Back at work and feeling blue? Don’t be discouraged – research shows that the effects of your holiday may have had more long-term benefits than you might think.
We all know that taking a break is good for our mental health and our productivity. But could travel have long-lasting effects on our life satisfaction? A group of Dutch researchers published a study at the end of last year finding that individuals who went on more holidays experienced greater happiness the following year (compared with those who went on fewer holidays). Not only this, but they also found the opposite to be true; the happier people felt, the more holidays they ended up going on in subsequent years. These findings accounted for personal income, which suggests that, salary aside, going on your beach holiday may increase your happiness not only while you’re soaking up the sun but long after as well.
“Hedonic adaptation” is a theory used by psychologists to explain why you might feel a shift in happiness when something big happens to you (think of the last time you bought something you really wanted) but that this happiness boost is usually not long-lasting. Even if you’ve bought the shiniest new car on the market, for example, hedonic adaptation means that eventually you’ll return to your regular, pre-purchase happiness levels.
Travel-related happiness, however, has the potential to linger for much longer than you expect. This is because research is showing that experiential purchases (such as going to the theatre or on a trip) usually make us happier than do material purchases. Here are a few ways to make sure that you get the most out of your travel experiences by reducing your hedonic adaptation when it’s over:
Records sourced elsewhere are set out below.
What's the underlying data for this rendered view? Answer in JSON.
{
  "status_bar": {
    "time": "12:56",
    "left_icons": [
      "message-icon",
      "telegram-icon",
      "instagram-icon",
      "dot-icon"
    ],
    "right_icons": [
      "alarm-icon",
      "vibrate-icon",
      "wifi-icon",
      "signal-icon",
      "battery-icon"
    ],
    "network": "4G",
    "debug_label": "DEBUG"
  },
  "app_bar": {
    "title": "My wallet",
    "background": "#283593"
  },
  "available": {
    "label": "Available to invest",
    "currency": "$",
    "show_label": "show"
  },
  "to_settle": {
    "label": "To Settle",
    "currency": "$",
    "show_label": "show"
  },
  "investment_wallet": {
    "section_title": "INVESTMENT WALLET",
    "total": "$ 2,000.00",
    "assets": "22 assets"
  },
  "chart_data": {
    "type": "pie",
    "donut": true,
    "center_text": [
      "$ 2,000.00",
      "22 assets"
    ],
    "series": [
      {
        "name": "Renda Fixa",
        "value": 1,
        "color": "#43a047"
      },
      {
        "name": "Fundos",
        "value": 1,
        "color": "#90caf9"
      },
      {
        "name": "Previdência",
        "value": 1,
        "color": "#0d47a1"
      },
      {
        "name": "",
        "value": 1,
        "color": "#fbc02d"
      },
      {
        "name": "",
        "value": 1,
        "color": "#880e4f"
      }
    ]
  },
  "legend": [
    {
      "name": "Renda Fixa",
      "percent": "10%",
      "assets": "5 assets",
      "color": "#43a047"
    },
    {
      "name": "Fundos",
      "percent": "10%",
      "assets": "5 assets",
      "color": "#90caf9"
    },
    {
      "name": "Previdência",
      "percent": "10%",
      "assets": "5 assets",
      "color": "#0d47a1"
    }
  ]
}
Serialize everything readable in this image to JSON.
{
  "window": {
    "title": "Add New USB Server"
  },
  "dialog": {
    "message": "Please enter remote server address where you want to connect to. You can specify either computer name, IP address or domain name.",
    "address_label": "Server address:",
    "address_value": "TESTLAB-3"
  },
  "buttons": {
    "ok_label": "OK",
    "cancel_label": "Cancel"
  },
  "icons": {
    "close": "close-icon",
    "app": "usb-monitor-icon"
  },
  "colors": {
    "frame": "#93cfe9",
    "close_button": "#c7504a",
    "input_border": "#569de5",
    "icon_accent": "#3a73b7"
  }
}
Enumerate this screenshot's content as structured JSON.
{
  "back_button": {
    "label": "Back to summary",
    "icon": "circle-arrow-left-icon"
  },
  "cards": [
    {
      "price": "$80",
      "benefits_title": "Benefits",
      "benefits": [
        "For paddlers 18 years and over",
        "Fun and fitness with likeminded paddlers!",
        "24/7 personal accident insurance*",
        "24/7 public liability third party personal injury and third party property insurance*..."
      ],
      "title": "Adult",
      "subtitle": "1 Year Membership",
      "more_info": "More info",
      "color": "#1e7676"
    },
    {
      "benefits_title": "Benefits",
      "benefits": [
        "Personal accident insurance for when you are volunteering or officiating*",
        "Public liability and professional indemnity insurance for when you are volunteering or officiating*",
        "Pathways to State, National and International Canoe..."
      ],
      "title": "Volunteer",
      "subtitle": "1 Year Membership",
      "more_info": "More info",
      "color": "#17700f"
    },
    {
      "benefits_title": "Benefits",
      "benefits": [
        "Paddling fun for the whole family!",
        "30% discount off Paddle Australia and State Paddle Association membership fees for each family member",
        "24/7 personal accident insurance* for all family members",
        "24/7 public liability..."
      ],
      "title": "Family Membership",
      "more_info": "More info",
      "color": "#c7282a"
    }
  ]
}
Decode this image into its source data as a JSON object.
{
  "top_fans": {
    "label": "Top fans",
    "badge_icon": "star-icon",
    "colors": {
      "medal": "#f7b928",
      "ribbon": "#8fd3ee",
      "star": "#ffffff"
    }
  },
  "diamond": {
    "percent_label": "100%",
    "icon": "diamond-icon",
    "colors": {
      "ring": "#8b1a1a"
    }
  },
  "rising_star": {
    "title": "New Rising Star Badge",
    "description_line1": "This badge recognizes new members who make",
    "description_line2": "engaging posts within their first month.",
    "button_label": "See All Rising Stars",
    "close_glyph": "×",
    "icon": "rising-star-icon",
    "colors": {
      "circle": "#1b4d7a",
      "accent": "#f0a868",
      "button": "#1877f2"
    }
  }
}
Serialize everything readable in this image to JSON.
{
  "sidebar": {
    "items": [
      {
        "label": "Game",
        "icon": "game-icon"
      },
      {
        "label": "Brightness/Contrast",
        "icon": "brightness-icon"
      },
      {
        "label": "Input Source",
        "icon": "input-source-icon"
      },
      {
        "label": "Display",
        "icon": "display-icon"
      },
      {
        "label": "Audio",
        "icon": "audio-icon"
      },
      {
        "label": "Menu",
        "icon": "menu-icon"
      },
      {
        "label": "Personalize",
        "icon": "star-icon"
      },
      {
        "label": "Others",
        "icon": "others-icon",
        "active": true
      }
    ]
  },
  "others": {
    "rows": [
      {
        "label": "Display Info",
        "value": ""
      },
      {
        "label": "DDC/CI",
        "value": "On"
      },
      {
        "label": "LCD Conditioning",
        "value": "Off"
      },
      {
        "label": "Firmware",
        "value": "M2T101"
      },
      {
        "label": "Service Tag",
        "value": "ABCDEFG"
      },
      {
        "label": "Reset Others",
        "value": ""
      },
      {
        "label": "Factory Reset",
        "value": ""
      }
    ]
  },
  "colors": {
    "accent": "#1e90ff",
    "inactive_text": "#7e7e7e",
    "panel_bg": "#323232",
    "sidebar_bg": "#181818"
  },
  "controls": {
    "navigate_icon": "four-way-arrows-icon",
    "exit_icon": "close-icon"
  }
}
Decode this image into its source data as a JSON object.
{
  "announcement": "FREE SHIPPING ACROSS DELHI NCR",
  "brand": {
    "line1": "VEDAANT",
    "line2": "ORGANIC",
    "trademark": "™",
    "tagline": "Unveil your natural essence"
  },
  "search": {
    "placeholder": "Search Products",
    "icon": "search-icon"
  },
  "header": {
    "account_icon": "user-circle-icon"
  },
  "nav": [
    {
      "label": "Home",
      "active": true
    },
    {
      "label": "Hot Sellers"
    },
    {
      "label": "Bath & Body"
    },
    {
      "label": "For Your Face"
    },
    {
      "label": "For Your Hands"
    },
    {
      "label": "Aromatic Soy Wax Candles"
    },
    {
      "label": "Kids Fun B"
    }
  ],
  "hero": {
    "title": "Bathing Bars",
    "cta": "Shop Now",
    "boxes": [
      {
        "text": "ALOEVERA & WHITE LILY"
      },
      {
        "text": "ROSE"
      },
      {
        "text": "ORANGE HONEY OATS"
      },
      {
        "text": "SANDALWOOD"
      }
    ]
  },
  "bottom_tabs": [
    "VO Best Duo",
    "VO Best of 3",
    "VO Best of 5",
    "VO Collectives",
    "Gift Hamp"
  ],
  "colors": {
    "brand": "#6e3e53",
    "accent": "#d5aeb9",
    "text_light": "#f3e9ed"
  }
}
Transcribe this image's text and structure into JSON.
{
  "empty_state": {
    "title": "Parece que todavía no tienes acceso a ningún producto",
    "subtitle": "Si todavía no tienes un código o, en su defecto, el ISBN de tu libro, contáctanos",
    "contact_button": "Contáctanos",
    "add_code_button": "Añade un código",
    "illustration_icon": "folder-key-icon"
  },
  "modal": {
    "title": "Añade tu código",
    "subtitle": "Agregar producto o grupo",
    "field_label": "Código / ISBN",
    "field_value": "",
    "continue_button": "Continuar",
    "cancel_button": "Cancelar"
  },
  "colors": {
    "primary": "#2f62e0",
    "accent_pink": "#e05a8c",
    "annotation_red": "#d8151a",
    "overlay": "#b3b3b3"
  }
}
- Enhance anticipation and expectation. Looking forward to an upcoming trip can often be more enjoyable than the trip itself. Not only this, but anticipation and expectation can help to foster enduring positive emotions from a holiday through encouraging high attention levels throughout your time away. The longer you’ve been waiting for your holiday to arrive, the more likely you are to want to savour every second of it. If you’ve been dreaming of your holiday for months, you’re also less likely to react negatively when things go wrong while you’re on it.
You can increase your anticipation of a holiday by booking it further in advance or opting to plan it yourself, rather than booking through a tour group, for example.
- Increase uncertainty and serendipity. While it may seem counter-intuitive, the greater room you leave for uncertainty in your trip, the greater your happiness boost. People often avoid uncertainty in their day-to-day life from fear of negative outcomes, but travel offers a unique opportunity to experience joy―simply through a departure from one’s usual routine. “Serendipity” while travelling refers to the idea of experiencing novelty or something unexpected when in a different place; something that feels real, authentic, or coincidental. These experiences, such as a making a friend on the other side of the world, or unintentionally stumbling across a mesmerising waterfall, were shown in recent research to be key to increasing long-lasting pleasure from travel.
You can enhance uncertainty in your travels by leaving free days in your itinerary to explore without a tour guide (or, if you’re feeling confident, leaving your map behind).